useful for alarm verification in real time.

“PTZ’s are great because they have that
ability to search during and after an alarm event and they can also be used for
conducting remote video patrols. We have managed to make PTZs very affordable
by importing directly.”

Brown says as part of the service, VideoControlRoom
installs an integrated alarm and camera system to handle management and remote
video monitoring.

“We try and leverage as much value out
of the technology as possible to make it affordable,” Brown says. “And the
systems we install meet the AS 2201.5 standard for alarm transmissions. We can
use any camera in the system, but prefer to fit our own new units for the job
of video alarm verification.”

A key element of any monitoring service
is price. Typically, alarm systems are monitored for $1 dollar a day. The
VideoControlRoom service’s costs vary depending on whether they involve simple
alarm verification or more complicated services incorporating regular remote
video guard tours.

“Our solutions range from a few dollars
a week to several hundred,” says Brown. “We haven’t looked to limit our market
within a particular price bracket. Instead we have a suite of service plans
that suit every budget. We offer both a graded and non-graded service with
a price point to match.”

According to Brown, the VideoControlRoom
service uses a combination of reporting technologies.

“These customers all realized our
market’s inconvenient truth. The security industry has spent years perfecting
and enshrining something that (thanks to slow patrol response) doesn’t actually
stop a break-in.”

“We use multiple communications
technologies,” he explains. “This is important as Australia is not covered by one
national coms solution that fits all sites, budgets and applications.

“We have developed our own
telecommunications business called SoIP Networks to sell broadband solutions
for IP as most off-the-shelf products from telcos don’t suit the security-over-IP
space – particularly in relation to remote monitoring of video surveillance.”

The comms plants used to get video
signals moved around vary depending on the install environment.

“We use LAN and coax cable runs depending
on the local install environment,” Brown says. “We don’t want to restrict
someone to LAN cabling because they might have spent a fortune already
installing perfectly good RG6.”

It terms of meeting relevant standards,
Brown says there is an Australian standard for video monitoring.

“That standard is founded on the British
Standard BS8418,” he explains. “It refers to conventional alarm monitoring
standards. We set out to conform to this about 5 years ago, as it represents
world’s best practice.

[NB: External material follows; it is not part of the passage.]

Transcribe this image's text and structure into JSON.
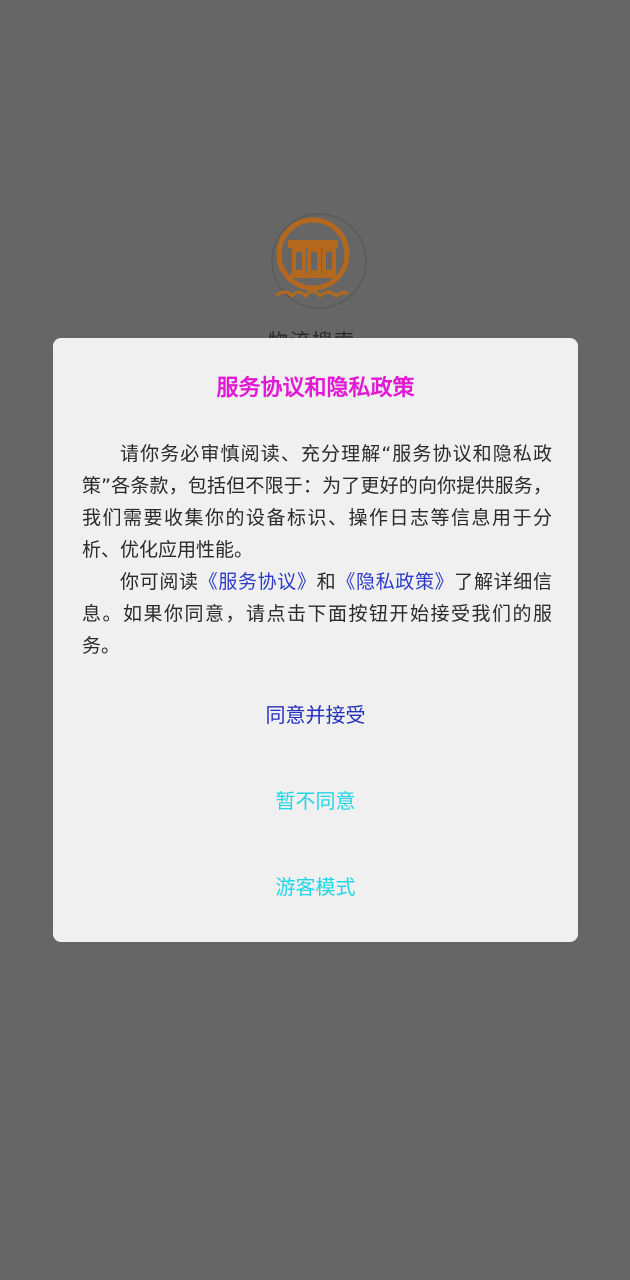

This has geared us perfectly for the Australian
Standard.

Brown says the market has responded very
positively to the release of the VideoControlRoom service.

“People have responded amazingly well,”
he says. “We have an impressive national customer base, and have well and truly
broken even. Our archive of foiled break- ins speaks for itself.”

Brown believes that it is possible for a
service like this to feed off the success of video verified alarm events in the
UK.
There, police respond to all video verified alarm events.

“Based on our growing success it is more
than possible for video verification of alarm events to be as big in Australia as it is in the UK,” Brown says.
“We hope to see video monitoring take a large chunk of the market from
conventional text-based monitoring.”

Brown thinks there’s no point comparing
the VideoControlRoom system to past solutions like the pioneering Zone system
of the 1980s or more recently, E-pic. Brown says what makes VideoControlRoom’s
solution different is the research the company has put into uncovering what the
market wants.  

“We asked the market what they wanted
out of a video monitoring service we have not pre-supposed it,” Brown says. “We
are responding to a clear market need for video verified alarm events.”

“In our experience, police love catching
the bad guys in the act. We have had that many arrests its hard not to see that
this is clearly the future. We are actually stopping breaks-ins at the rate of
one a week”